Millie Tran   International expansion without colonial overtones

Lam Thuy Vo   The primary source in the age of mechanical multiplication

Michael Kuntz   Trust is the new click

Rubina Madan Fillion   Snapchat grows up

Katie Zhu   The year of minority media

Richard Tofel   The country doesn’t trust us — but they do believe us

Ryan McCarthy   Platforms grow up or grow more toxic

Matt Waite   The people running the media are the problem

Guy Raz   Inspiration and hope will matter more than ever

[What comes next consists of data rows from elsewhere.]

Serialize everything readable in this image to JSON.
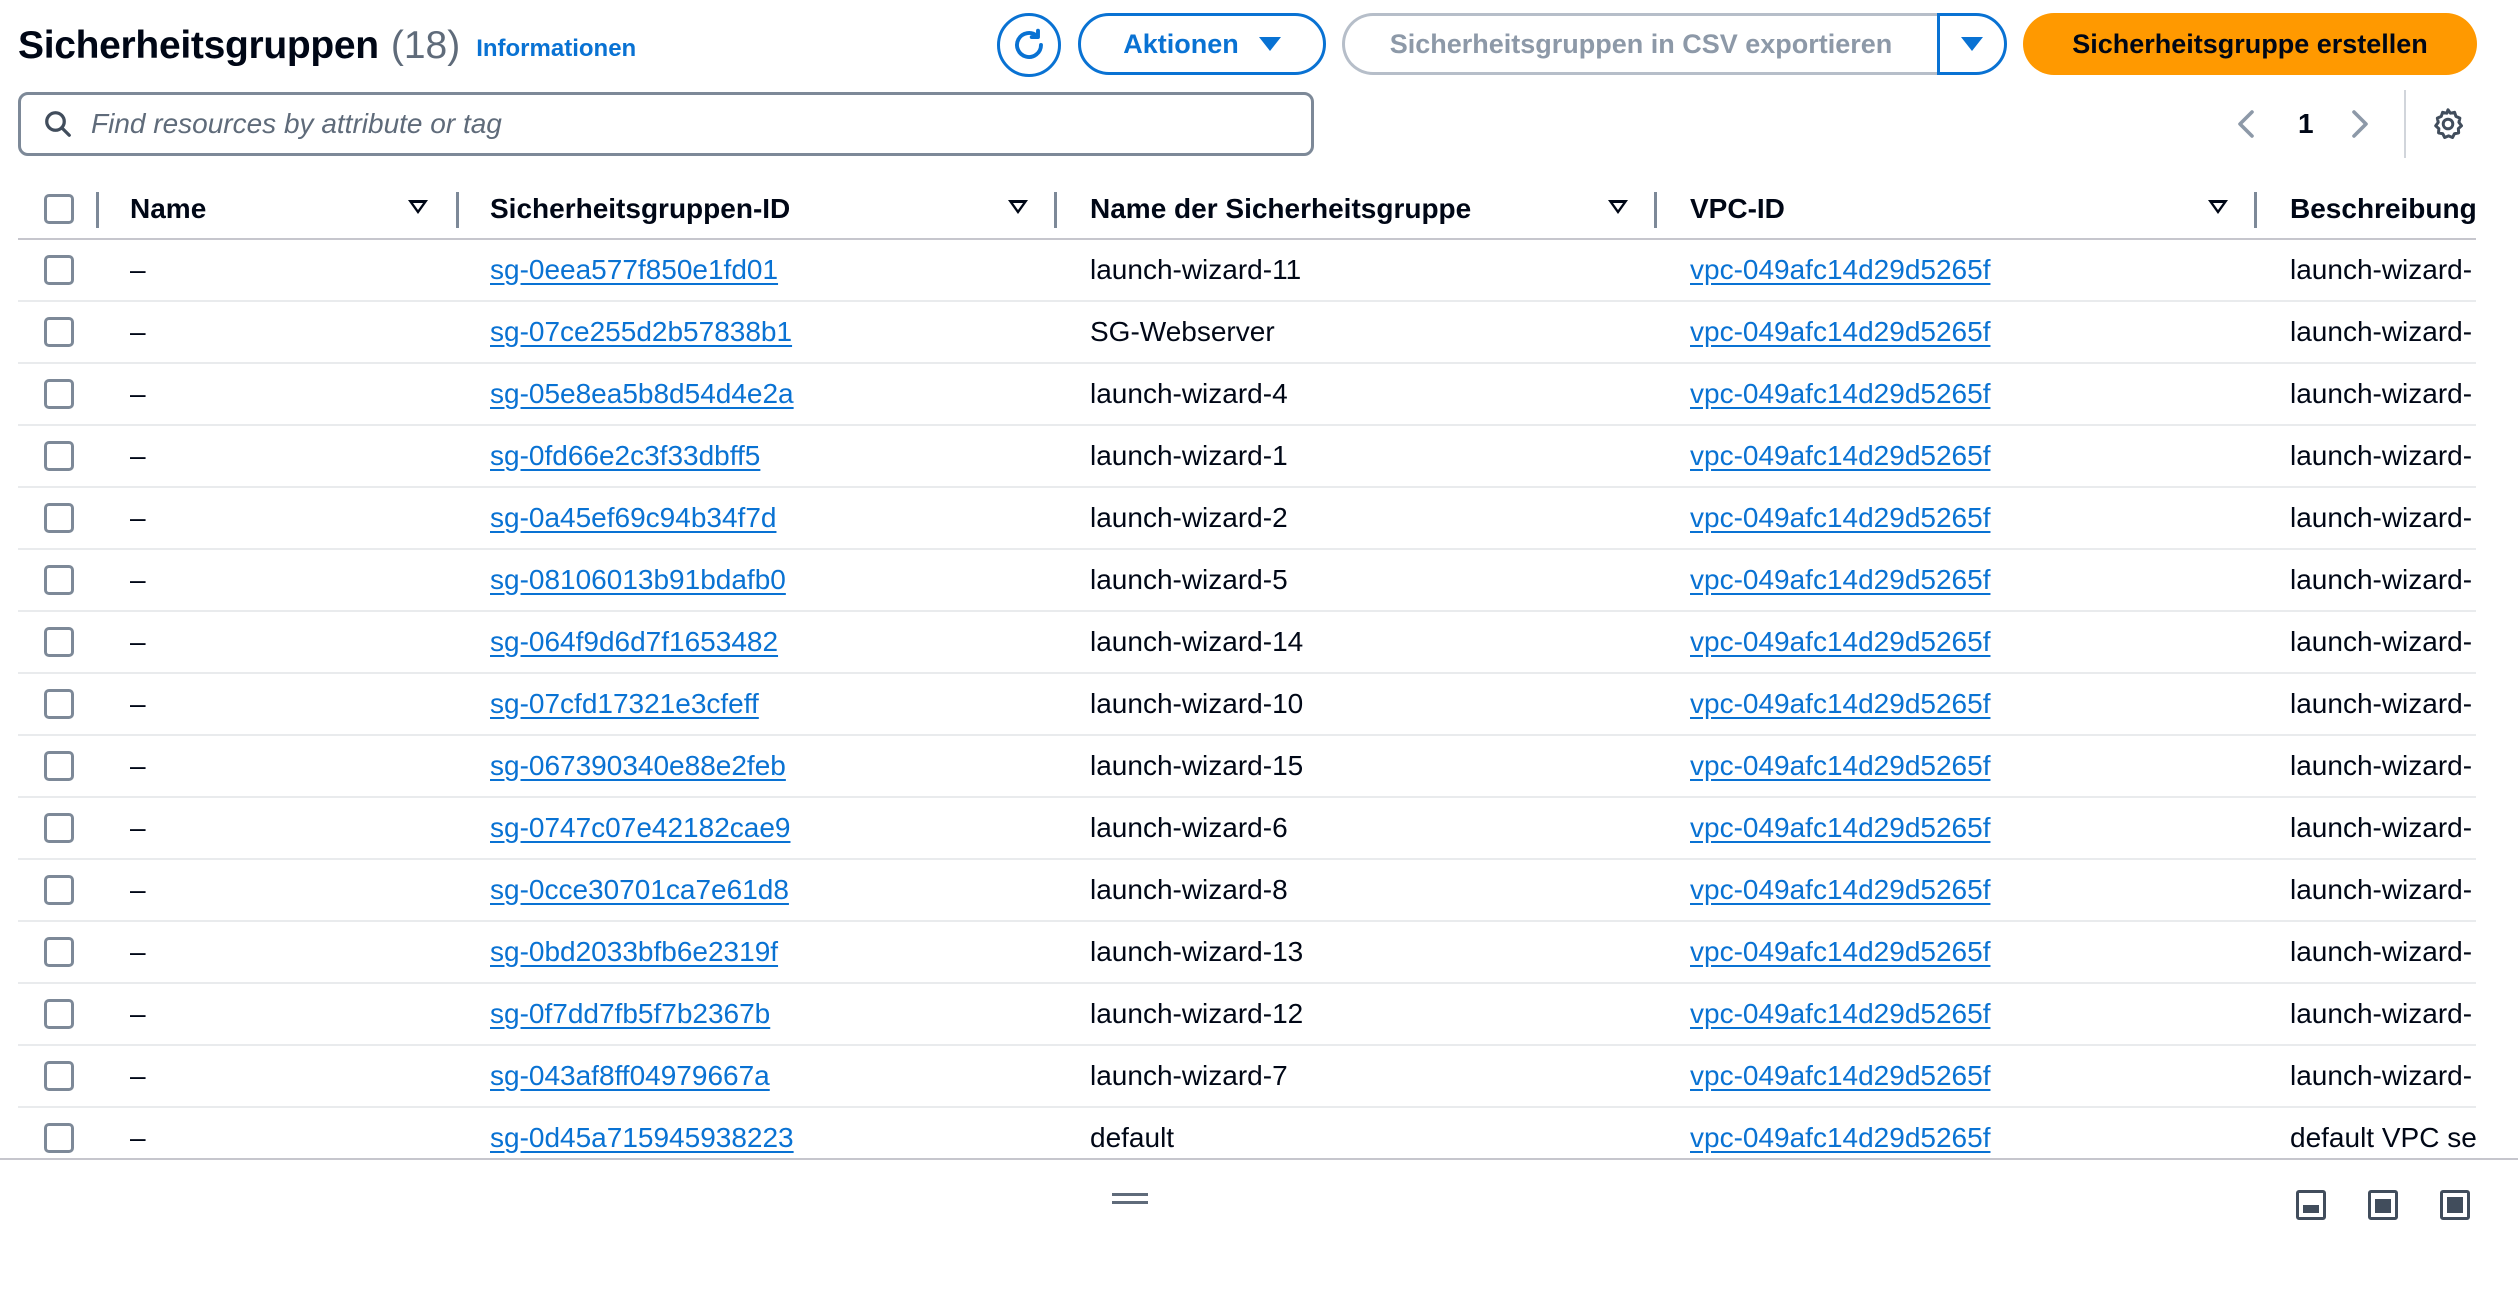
{
  "header": {
    "title": "Sicherheitsgruppen",
    "count": "(18)",
    "info_link": "Informationen",
    "actions_label": "Aktionen",
    "export_label": "Sicherheitsgruppen in CSV exportieren",
    "create_label": "Sicherheitsgruppe erstellen",
    "accent_color": "#0972d3",
    "primary_color": "#ff9900"
  },
  "search": {
    "placeholder": "Find resources by attribute or tag",
    "value": ""
  },
  "pagination": {
    "current_page": "1"
  },
  "table": {
    "columns": [
      "Name",
      "Sicherheitsgruppen-ID",
      "Name der Sicherheitsgruppe",
      "VPC-ID",
      "Beschreibung"
    ],
    "rows": [
      {
        "name": "–",
        "id": "sg-0eea577f850e1fd01",
        "group_name": "launch-wizard-11",
        "vpc": "vpc-049afc14d29d5265f",
        "description": "launch-wizard-"
      },
      {
        "name": "–",
        "id": "sg-07ce255d2b57838b1",
        "group_name": "SG-Webserver",
        "vpc": "vpc-049afc14d29d5265f",
        "description": "launch-wizard-"
      },
      {
        "name": "–",
        "id": "sg-05e8ea5b8d54d4e2a",
        "group_name": "launch-wizard-4",
        "vpc": "vpc-049afc14d29d5265f",
        "description": "launch-wizard-"
      },
      {
        "name": "–",
        "id": "sg-0fd66e2c3f33dbff5",
        "group_name": "launch-wizard-1",
        "vpc": "vpc-049afc14d29d5265f",
        "description": "launch-wizard-"
      },
      {
        "name": "–",
        "id": "sg-0a45ef69c94b34f7d",
        "group_name": "launch-wizard-2",
        "vpc": "vpc-049afc14d29d5265f",
        "description": "launch-wizard-"
      },
      {
        "name": "–",
        "id": "sg-08106013b91bdafb0",
        "group_name": "launch-wizard-5",
        "vpc": "vpc-049afc14d29d5265f",
        "description": "launch-wizard-"
      },
      {
        "name": "–",
        "id": "sg-064f9d6d7f1653482",
        "group_name": "launch-wizard-14",
        "vpc": "vpc-049afc14d29d5265f",
        "description": "launch-wizard-"
      },
      {
        "name": "–",
        "id": "sg-07cfd17321e3cfeff",
        "group_name": "launch-wizard-10",
        "vpc": "vpc-049afc14d29d5265f",
        "description": "launch-wizard-"
      },
      {
        "name": "–",
        "id": "sg-067390340e88e2feb",
        "group_name": "launch-wizard-15",
        "vpc": "vpc-049afc14d29d5265f",
        "description": "launch-wizard-"
      },
      {
        "name": "–",
        "id": "sg-0747c07e42182cae9",
        "group_name": "launch-wizard-6",
        "vpc": "vpc-049afc14d29d5265f",
        "description": "launch-wizard-"
      },
      {
        "name": "–",
        "id": "sg-0cce30701ca7e61d8",
        "group_name": "launch-wizard-8",
        "vpc": "vpc-049afc14d29d5265f",
        "description": "launch-wizard-"
      },
      {
        "name": "–",
        "id": "sg-0bd2033bfb6e2319f",
        "group_name": "launch-wizard-13",
        "vpc": "vpc-049afc14d29d5265f",
        "description": "launch-wizard-"
      },
      {
        "name": "–",
        "id": "sg-0f7dd7fb5f7b2367b",
        "group_name": "launch-wizard-12",
        "vpc": "vpc-049afc14d29d5265f",
        "description": "launch-wizard-"
      },
      {
        "name": "–",
        "id": "sg-043af8ff04979667a",
        "group_name": "launch-wizard-7",
        "vpc": "vpc-049afc14d29d5265f",
        "description": "launch-wizard-"
      },
      {
        "name": "–",
        "id": "sg-0d45a715945938223",
        "group_name": "default",
        "vpc": "vpc-049afc14d29d5265f",
        "description": "default VPC se"
      }
    ]
  },
  "icons": {
    "refresh": "refresh-icon",
    "search": "search-icon",
    "settings": "gear-icon",
    "prev": "chevron-left-icon",
    "next": "chevron-right-icon",
    "drag": "drag-handle-icon",
    "panel_bottom": "panel-bottom-icon",
    "panel_side": "panel-side-icon",
    "panel_full": "panel-full-icon"
  }
}
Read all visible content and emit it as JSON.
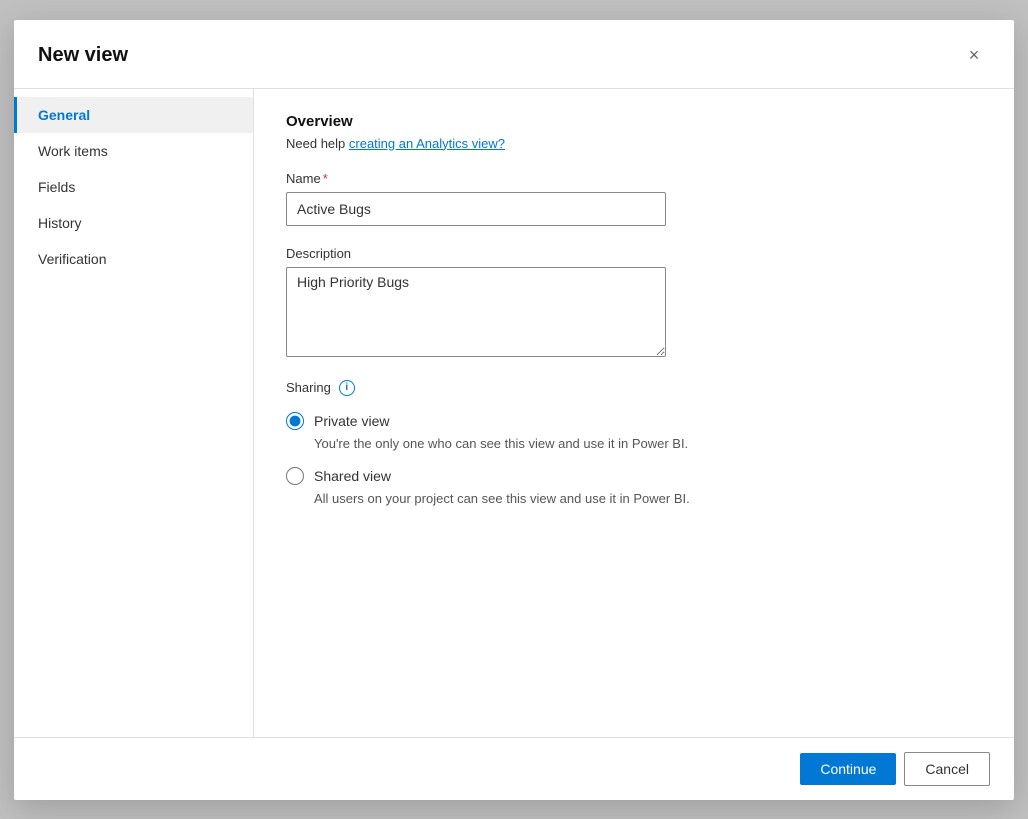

Amy O'Leary   Not just covering communities, reaching them

Kawandeep Virdee   Moving deeper than the machine of clicks

Pablo Boczkowski   Fake news and the future of journalism

Ray Soto   VR moves from experiments to immersion

Mark Armstrong   Time to pay up

Liz Danzico   The triumph of the small

Andrew Losowsky   Building our own communities

Keren Goldshlager   Defining a focus, and then saying no

Molly de Aguiar   Philanthropists galvanize around news

Mary Meehan   Feeling blue in a red state

Carla Zanoni   Prioritizing emotional health

Nathalie Malinarich   Making it easy

Carrie Brown-Smith   We won’t do enough

Christopher Meighan   Unlocking a deeper mobile experience

Olivia Ma   The year collaboration beats competition

Maria Bustillos   “It’s true — I saw it on Facebook”

David Skok   What lies beyond paywalls

Dhiya Kuriakose   The year of digital detoxing

Sue Schardt   Objectivity, fairness, balance, and love

David Chavern   Fake news gets solved